*Given entries*:
------------------------------------------------------------------------

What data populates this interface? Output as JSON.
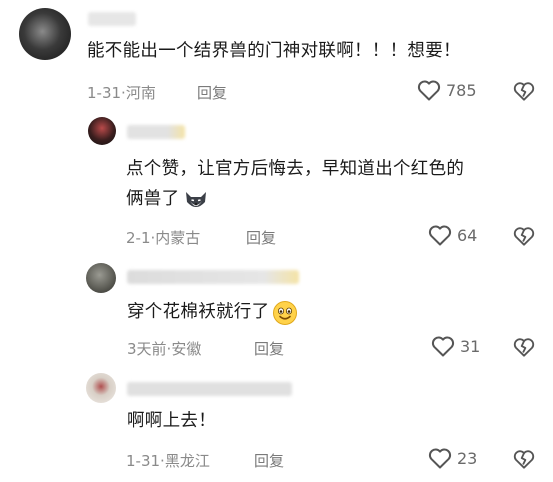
{
  "comments": [
    {
      "text": "能不能出一个结界兽的门神对联啊！！！想要！",
      "date": "1-31",
      "location": "河南",
      "reply_label": "回复",
      "likes": "785",
      "avatar_icon": "blurred-avatar",
      "colors": {
        "avatar": "#3a3a3a"
      }
    },
    {
      "text_line1": "点个赞，让官方后悔去，早知道出个红色的",
      "text_line2": "俩兽了",
      "emoji": "husky-emoji",
      "date": "2-1",
      "location": "内蒙古",
      "reply_label": "回复",
      "likes": "64",
      "avatar_icon": "blurred-avatar",
      "colors": {
        "avatar": "#2b1b1b"
      }
    },
    {
      "text": "穿个花棉袄就行了",
      "emoji": "smile-emoji",
      "date": "3天前",
      "location": "安徽",
      "reply_label": "回复",
      "likes": "31",
      "avatar_icon": "blurred-avatar",
      "colors": {
        "avatar": "#6a6a62"
      }
    },
    {
      "text": "啊啊上去！",
      "date": "1-31",
      "location": "黑龙江",
      "reply_label": "回复",
      "likes": "23",
      "avatar_icon": "blurred-avatar",
      "colors": {
        "avatar": "#c8c0b8"
      }
    }
  ],
  "separator": "·"
}
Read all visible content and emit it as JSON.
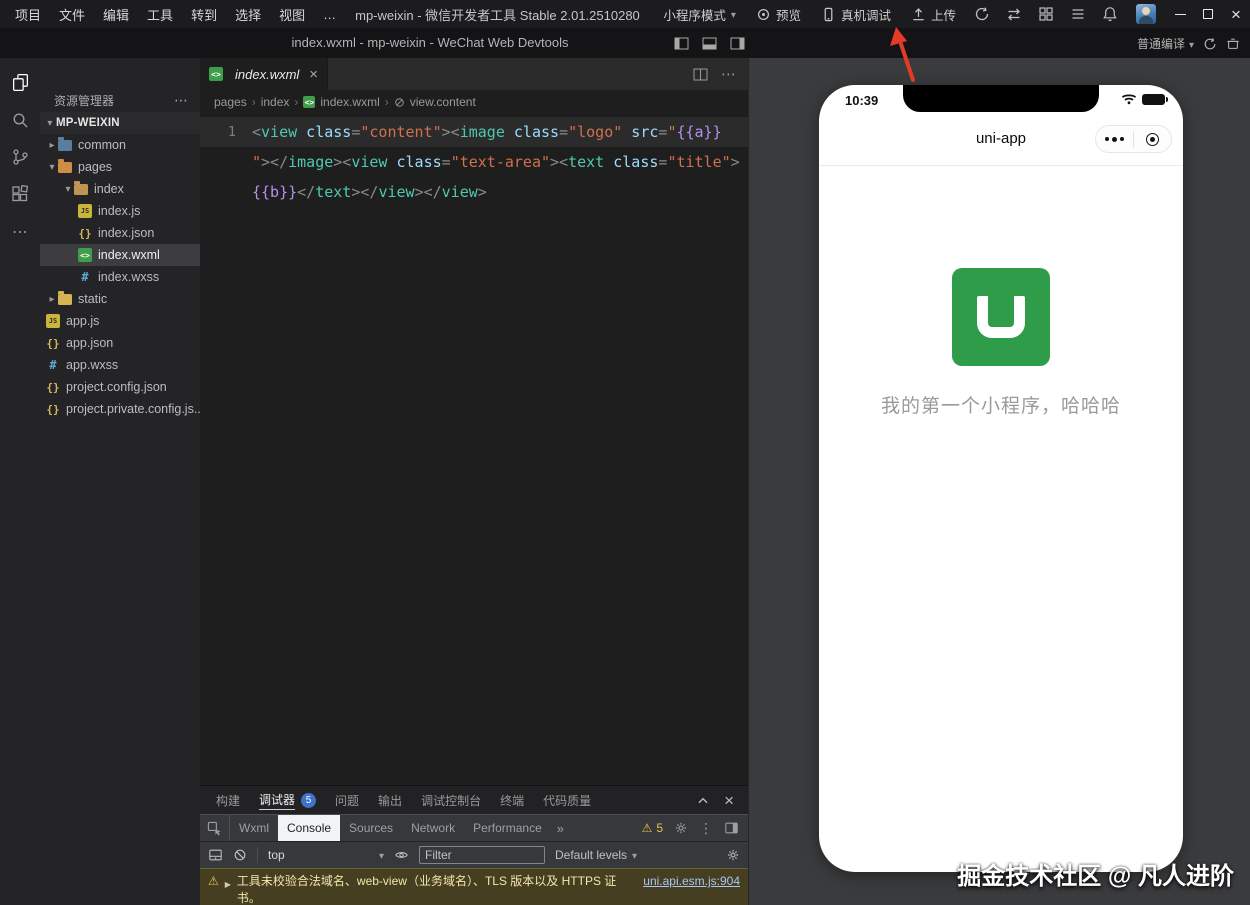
{
  "titlebar": {
    "menus": [
      "项目",
      "文件",
      "编辑",
      "工具",
      "转到",
      "选择",
      "视图",
      "…"
    ],
    "app_title": "mp-weixin - 微信开发者工具 Stable 2.01.2510280",
    "mode": "小程序模式",
    "preview": "预览",
    "remote_debug": "真机调试",
    "upload": "上传"
  },
  "window": {
    "title": "index.wxml - mp-weixin - WeChat Web Devtools",
    "compile_mode": "普通编译"
  },
  "explorer": {
    "title": "资源管理器",
    "root": "MP-WEIXIN",
    "tree": [
      {
        "label": "common",
        "type": "folder",
        "indent": 1,
        "expanded": false,
        "color": "#5b7e9e"
      },
      {
        "label": "pages",
        "type": "folder",
        "indent": 1,
        "expanded": true,
        "color": "#cf8e44"
      },
      {
        "label": "index",
        "type": "folder",
        "indent": 2,
        "expanded": true,
        "color": "#c09553"
      },
      {
        "label": "index.js",
        "type": "js",
        "indent": 3
      },
      {
        "label": "index.json",
        "type": "json",
        "indent": 3
      },
      {
        "label": "index.wxml",
        "type": "wxml",
        "indent": 3,
        "selected": true
      },
      {
        "label": "index.wxss",
        "type": "wxss",
        "indent": 3
      },
      {
        "label": "static",
        "type": "folder",
        "indent": 1,
        "expanded": false,
        "color": "#d8b353"
      },
      {
        "label": "app.js",
        "type": "js",
        "indent": 1
      },
      {
        "label": "app.json",
        "type": "json",
        "indent": 1
      },
      {
        "label": "app.wxss",
        "type": "wxss",
        "indent": 1
      },
      {
        "label": "project.config.json",
        "type": "json",
        "indent": 1
      },
      {
        "label": "project.private.config.js...",
        "type": "json",
        "indent": 1
      }
    ]
  },
  "editor": {
    "tab": "index.wxml",
    "breadcrumbs": [
      "pages",
      "index",
      "index.wxml",
      "view.content"
    ],
    "line_number": "1",
    "code_lines": [
      [
        [
          "p",
          "<"
        ],
        [
          "t",
          "view"
        ],
        [
          "n",
          " class"
        ],
        [
          "p",
          "="
        ],
        [
          "s",
          "\"content\""
        ],
        [
          "p",
          "><"
        ],
        [
          "t",
          "image"
        ],
        [
          "n",
          " class"
        ],
        [
          "p",
          "="
        ],
        [
          "s",
          "\"logo\""
        ],
        [
          "n",
          " src"
        ],
        [
          "p",
          "="
        ],
        [
          "s",
          "\""
        ],
        [
          "m",
          "{{a}}"
        ]
      ],
      [
        [
          "s",
          "\""
        ],
        [
          "p",
          "></"
        ],
        [
          "t",
          "image"
        ],
        [
          "p",
          "><"
        ],
        [
          "t",
          "view"
        ],
        [
          "n",
          " class"
        ],
        [
          "p",
          "="
        ],
        [
          "s",
          "\"text-area\""
        ],
        [
          "p",
          "><"
        ],
        [
          "t",
          "text"
        ],
        [
          "n",
          " class"
        ],
        [
          "p",
          "="
        ],
        [
          "s",
          "\"title\""
        ],
        [
          "p",
          ">"
        ]
      ],
      [
        [
          "m",
          "{{b}}"
        ],
        [
          "p",
          "</"
        ],
        [
          "t",
          "text"
        ],
        [
          "p",
          "></"
        ],
        [
          "t",
          "view"
        ],
        [
          "p",
          "></"
        ],
        [
          "t",
          "view"
        ],
        [
          "p",
          ">"
        ]
      ]
    ]
  },
  "panel": {
    "tabs": [
      {
        "label": "构建"
      },
      {
        "label": "调试器",
        "active": true,
        "badge": "5"
      },
      {
        "label": "问题"
      },
      {
        "label": "输出"
      },
      {
        "label": "调试控制台"
      },
      {
        "label": "终端"
      },
      {
        "label": "代码质量"
      }
    ],
    "devtools_tabs": [
      {
        "label": "Wxml"
      },
      {
        "label": "Console",
        "active": true
      },
      {
        "label": "Sources"
      },
      {
        "label": "Network"
      },
      {
        "label": "Performance"
      }
    ],
    "warn_count": "5",
    "context": "top",
    "filter_placeholder": "Filter",
    "levels": "Default levels",
    "warning": {
      "text": "工具未校验合法域名、web-view（业务域名）、TLS 版本以及 HTTPS 证书。",
      "link": "uni.api.esm.js:904"
    }
  },
  "simulator": {
    "time": "10:39",
    "nav_title": "uni-app",
    "caption": "我的第一个小程序，哈哈哈",
    "watermark": "掘金技术社区 @ 凡人进阶"
  }
}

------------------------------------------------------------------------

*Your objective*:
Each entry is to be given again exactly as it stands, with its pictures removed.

*Output for this task*:
What data populates this interface? Output as JSON.
{
  "comments": [
    {
      "text": "能不能出一个结界兽的门神对联啊！！！想要！",
      "date": "1-31",
      "location": "河南",
      "reply_label": "回复",
      "likes": "785",
      "avatar_icon": "blurred-avatar",
      "colors": {
        "avatar": "#3a3a3a"
      }
    },
    {
      "text_line1": "点个赞，让官方后悔去，早知道出个红色的",
      "text_line2": "俩兽了",
      "emoji": "husky-emoji",
      "date": "2-1",
      "location": "内蒙古",
      "reply_label": "回复",
      "likes": "64",
      "avatar_icon": "blurred-avatar",
      "colors": {
        "avatar": "#2b1b1b"
      }
    },
    {
      "text": "穿个花棉袄就行了",
      "emoji": "smile-emoji",
      "date": "3天前",
      "location": "安徽",
      "reply_label": "回复",
      "likes": "31",
      "avatar_icon": "blurred-avatar",
      "colors": {
        "avatar": "#6a6a62"
      }
    },
    {
      "text": "啊啊上去！",
      "date": "1-31",
      "location": "黑龙江",
      "reply_label": "回复",
      "likes": "23",
      "avatar_icon": "blurred-avatar",
      "colors": {
        "avatar": "#c8c0b8"
      }
    }
  ],
  "separator": "·"
}
Read all visible content and emit it as JSON.
{
  "titlebar": {
    "menus": [
      "项目",
      "文件",
      "编辑",
      "工具",
      "转到",
      "选择",
      "视图",
      "…"
    ],
    "app_title": "mp-weixin - 微信开发者工具 Stable 2.01.2510280",
    "mode": "小程序模式",
    "preview": "预览",
    "remote_debug": "真机调试",
    "upload": "上传"
  },
  "window": {
    "title": "index.wxml - mp-weixin - WeChat Web Devtools",
    "compile_mode": "普通编译"
  },
  "explorer": {
    "title": "资源管理器",
    "root": "MP-WEIXIN",
    "tree": [
      {
        "label": "common",
        "type": "folder",
        "indent": 1,
        "expanded": false,
        "color": "#5b7e9e"
      },
      {
        "label": "pages",
        "type": "folder",
        "indent": 1,
        "expanded": true,
        "color": "#cf8e44"
      },
      {
        "label": "index",
        "type": "folder",
        "indent": 2,
        "expanded": true,
        "color": "#c09553"
      },
      {
        "label": "index.js",
        "type": "js",
        "indent": 3
      },
      {
        "label": "index.json",
        "type": "json",
        "indent": 3
      },
      {
        "label": "index.wxml",
        "type": "wxml",
        "indent": 3,
        "selected": true
      },
      {
        "label": "index.wxss",
        "type": "wxss",
        "indent": 3
      },
      {
        "label": "static",
        "type": "folder",
        "indent": 1,
        "expanded": false,
        "color": "#d8b353"
      },
      {
        "label": "app.js",
        "type": "js",
        "indent": 1
      },
      {
        "label": "app.json",
        "type": "json",
        "indent": 1
      },
      {
        "label": "app.wxss",
        "type": "wxss",
        "indent": 1
      },
      {
        "label": "project.config.json",
        "type": "json",
        "indent": 1
      },
      {
        "label": "project.private.config.js...",
        "type": "json",
        "indent": 1
      }
    ]
  },
  "editor": {
    "tab": "index.wxml",
    "breadcrumbs": [
      "pages",
      "index",
      "index.wxml",
      "view.content"
    ],
    "line_number": "1",
    "code_lines": [
      [
        [
          "p",
          "<"
        ],
        [
          "t",
          "view"
        ],
        [
          "n",
          " class"
        ],
        [
          "p",
          "="
        ],
        [
          "s",
          "\"content\""
        ],
        [
          "p",
          "><"
        ],
        [
          "t",
          "image"
        ],
        [
          "n",
          " class"
        ],
        [
          "p",
          "="
        ],
        [
          "s",
          "\"logo\""
        ],
        [
          "n",
          " src"
        ],
        [
          "p",
          "="
        ],
        [
          "s",
          "\""
        ],
        [
          "m",
          "{{a}}"
        ]
      ],
      [
        [
          "s",
          "\""
        ],
        [
          "p",
          "></"
        ],
        [
          "t",
          "image"
        ],
        [
          "p",
          "><"
        ],
        [
          "t",
          "view"
        ],
        [
          "n",
          " class"
        ],
        [
          "p",
          "="
        ],
        [
          "s",
          "\"text-area\""
        ],
        [
          "p",
          "><"
        ],
        [
          "t",
          "text"
        ],
        [
          "n",
          " class"
        ],
        [
          "p",
          "="
        ],
        [
          "s",
          "\"title\""
        ],
        [
          "p",
          ">"
        ]
      ],
      [
        [
          "m",
          "{{b}}"
        ],
        [
          "p",
          "</"
        ],
        [
          "t",
          "text"
        ],
        [
          "p",
          "></"
        ],
        [
          "t",
          "view"
        ],
        [
          "p",
          "></"
        ],
        [
          "t",
          "view"
        ],
        [
          "p",
          ">"
        ]
      ]
    ]
  },
  "panel": {
    "tabs": [
      {
        "label": "构建"
      },
      {
        "label": "调试器",
        "active": true,
        "badge": "5"
      },
      {
        "label": "问题"
      },
      {
        "label": "输出"
      },
      {
        "label": "调试控制台"
      },
      {
        "label": "终端"
      },
      {
        "label": "代码质量"
      }
    ],
    "devtools_tabs": [
      {
        "label": "Wxml"
      },
      {
        "label": "Console",
        "active": true
      },
      {
        "label": "Sources"
      },
      {
        "label": "Network"
      },
      {
        "label": "Performance"
      }
    ],
    "warn_count": "5",
    "context": "top",
    "filter_placeholder": "Filter",
    "levels": "Default levels",
    "warning": {
      "text": "工具未校验合法域名、web-view（业务域名）、TLS 版本以及 HTTPS 证书。",
      "link": "uni.api.esm.js:904"
    }
  },
  "simulator": {
    "time": "10:39",
    "nav_title": "uni-app",
    "caption": "我的第一个小程序，哈哈哈",
    "watermark": "掘金技术社区 @ 凡人进阶"
  }
}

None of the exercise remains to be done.